If I had the stakeholders at a local level and the state level, one thing I would have universal support for is making sure that the warehouse and industrial jobs hire people with livable wages and benefits. That they get two weeks of vacation, that they get sick time, that they can take care of their family and you know provide a livable wage so they can actually give back to the community. So people can go buy things and shop in the community.
if I could wave a magic wand on the local level, then every single last one of our parks would have a restroom clean and well-lit restrooms, the park equipment would be nice and new. In an instant, our 13 parks would be up to date, everything would be brand new.
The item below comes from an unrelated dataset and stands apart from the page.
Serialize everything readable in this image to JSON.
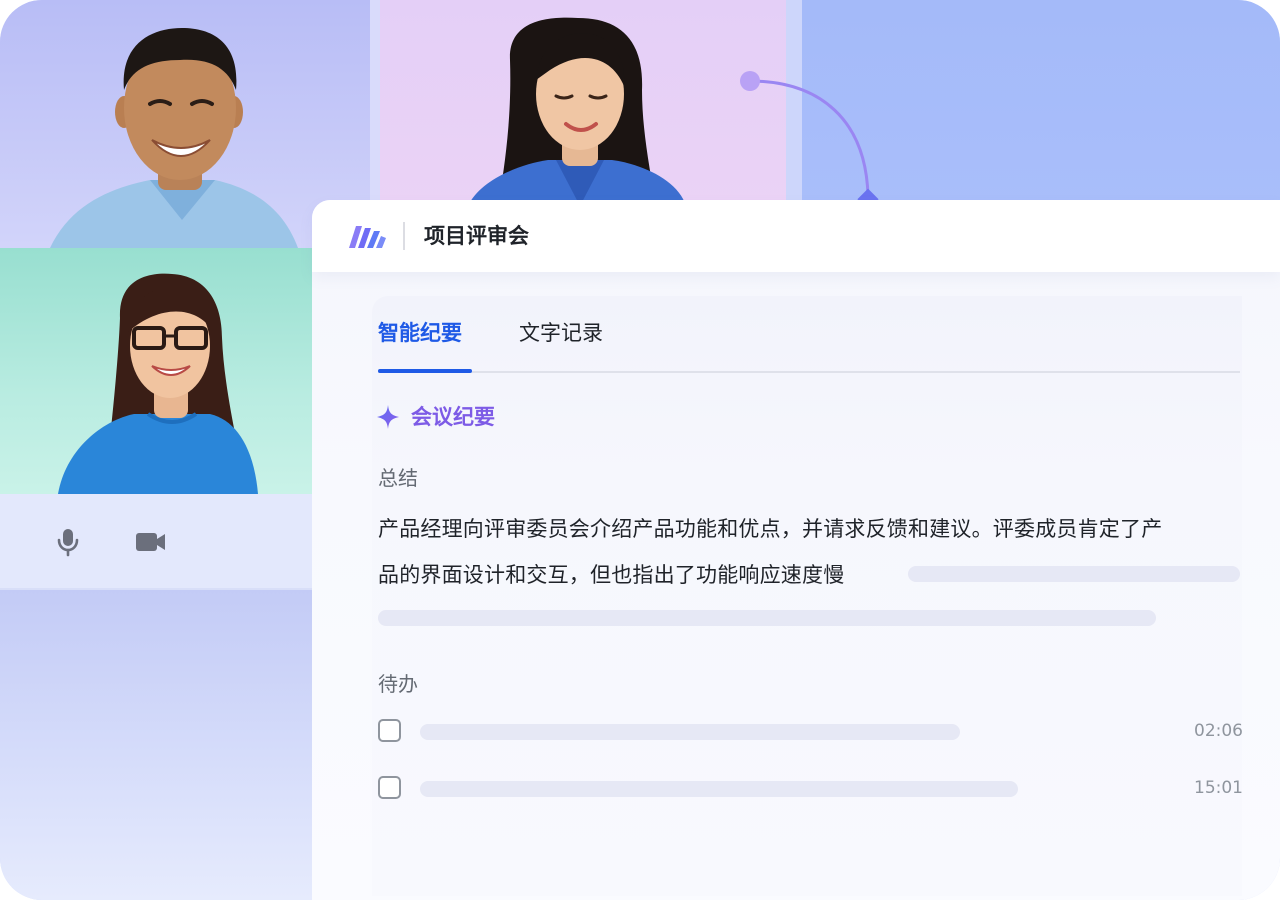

People really take pride in cleaning the parks and then reporting if anybody sees graffiti in the parks. The parks would an area where kids could go play, where people can go for runs and parks.
Who have been your mentors? Who has helped guide you? Who has supported you while you’ve been in office?
It’s been several people. My dad has been and still is my greatest mentor. He’s a retired plumber.
People I’ve really worked well with have been my city council members like Tonya Burke. We’ve worked really well, so even when we disagree with items, we can really hash things out. She’s been a good mentor.
Rita Rogers has also been a mentor. We don't agree on many issues, but the last two years, we’ve really been working together and found common ground. She provided support in terms of mentoring me through the election process.
And the last person would be Councilmember Malcolm Corona. Over the last three years, we’ve developing bonds together.
Then many community members who have gone out, walked for me, pastored that have prayed for me, and given me scriptures when I’m down. It’s been a really great support network here in the city.
What advice do you give to a young person who's considering running?
I would tell them, make sure you really want the office and to really prepare yourself.
I think we have a lot of young people they're running that really haven’t lived life. I think certain people can run at 22 and be mature. Other people, it takes 32 or 35. You really have to get that youthful kind of life out, explore and travel.
A lot of the times in America, we think of travel as young years, we think oh go party. But no it’s trying different thing. That would be the one thing. Trying different things, make sure your career is established. Get all that in place. Be prepared to fight for people. Get as much education as you can. Live your life. Really learn people. Learn how to work with people effectively because you’re going to need that in the political sphere.
Learn as much as you can. And at the same, really be willing to learn and be open to growth.
The views expressed in this interview are those of the candidate, and do not reflect the beliefs and views of Ballot Breakers or its staff.